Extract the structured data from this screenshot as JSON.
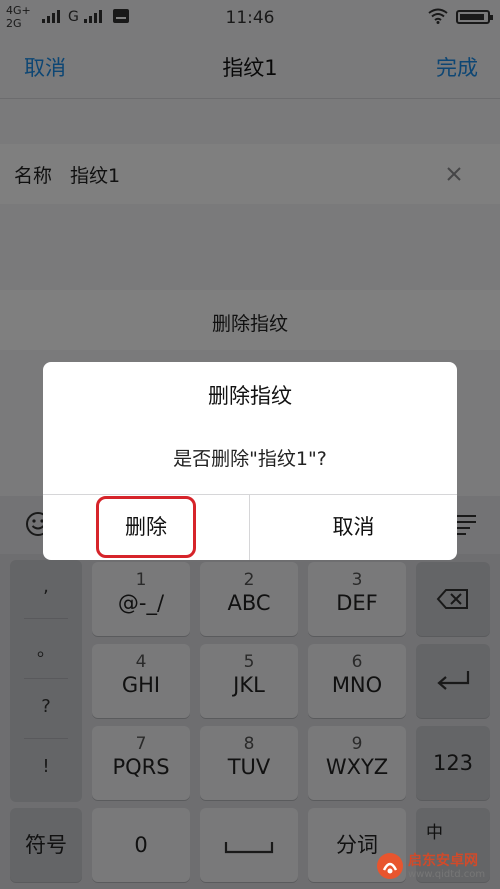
{
  "status_bar": {
    "network_1": "4G+",
    "network_2": "2G",
    "network_3": "G",
    "time": "11:46"
  },
  "nav": {
    "cancel": "取消",
    "title": "指纹1",
    "done": "完成"
  },
  "name_row": {
    "label": "名称",
    "value": "指纹1"
  },
  "delete_row": {
    "label": "删除指纹"
  },
  "dialog": {
    "title": "删除指纹",
    "message": "是否删除\"指纹1\"?",
    "delete_button": "删除",
    "cancel_button": "取消",
    "highlight_color": "#d6242a"
  },
  "keyboard": {
    "side_keys": [
      ",",
      "。",
      "?",
      "!"
    ],
    "keys": [
      {
        "num": "1",
        "letters": "@-_/"
      },
      {
        "num": "2",
        "letters": "ABC"
      },
      {
        "num": "3",
        "letters": "DEF"
      },
      {
        "num": "4",
        "letters": "GHI"
      },
      {
        "num": "5",
        "letters": "JKL"
      },
      {
        "num": "6",
        "letters": "MNO"
      },
      {
        "num": "7",
        "letters": "PQRS"
      },
      {
        "num": "8",
        "letters": "TUV"
      },
      {
        "num": "9",
        "letters": "WXYZ"
      }
    ],
    "symbols": "符号",
    "zero": "0",
    "num_switch": "123",
    "word_key": "分词",
    "lang_key": "中"
  },
  "watermark": {
    "name": "启东安卓网",
    "url": "www.qidtd.com"
  },
  "colors": {
    "accent": "#1a8ce8"
  }
}
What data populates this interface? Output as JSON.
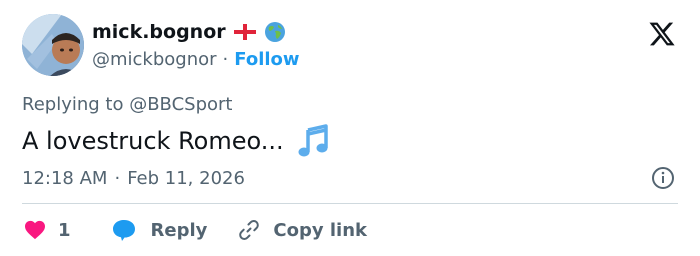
{
  "tweet": {
    "author": {
      "display_name": "mick.bognor",
      "handle": "@mickbognor",
      "separator": "·",
      "follow_label": "Follow",
      "badges": [
        "england-flag-icon",
        "globe-icon"
      ]
    },
    "replying_to_prefix": "Replying to ",
    "replying_to_handle": "@BBCSport",
    "text": "A lovestruck Romeo...",
    "text_emoji": "music-notes-icon",
    "time": "12:18 AM",
    "date_separator": "·",
    "date": "Feb 11, 2026"
  },
  "actions": {
    "like_count": "1",
    "reply_label": "Reply",
    "copy_link_label": "Copy link"
  },
  "colors": {
    "accent": "#1d9bf0",
    "text": "#0f1419",
    "muted": "#536471",
    "like": "#f91880",
    "divider": "#cfd9de"
  }
}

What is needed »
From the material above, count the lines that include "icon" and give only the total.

Result of the task »
3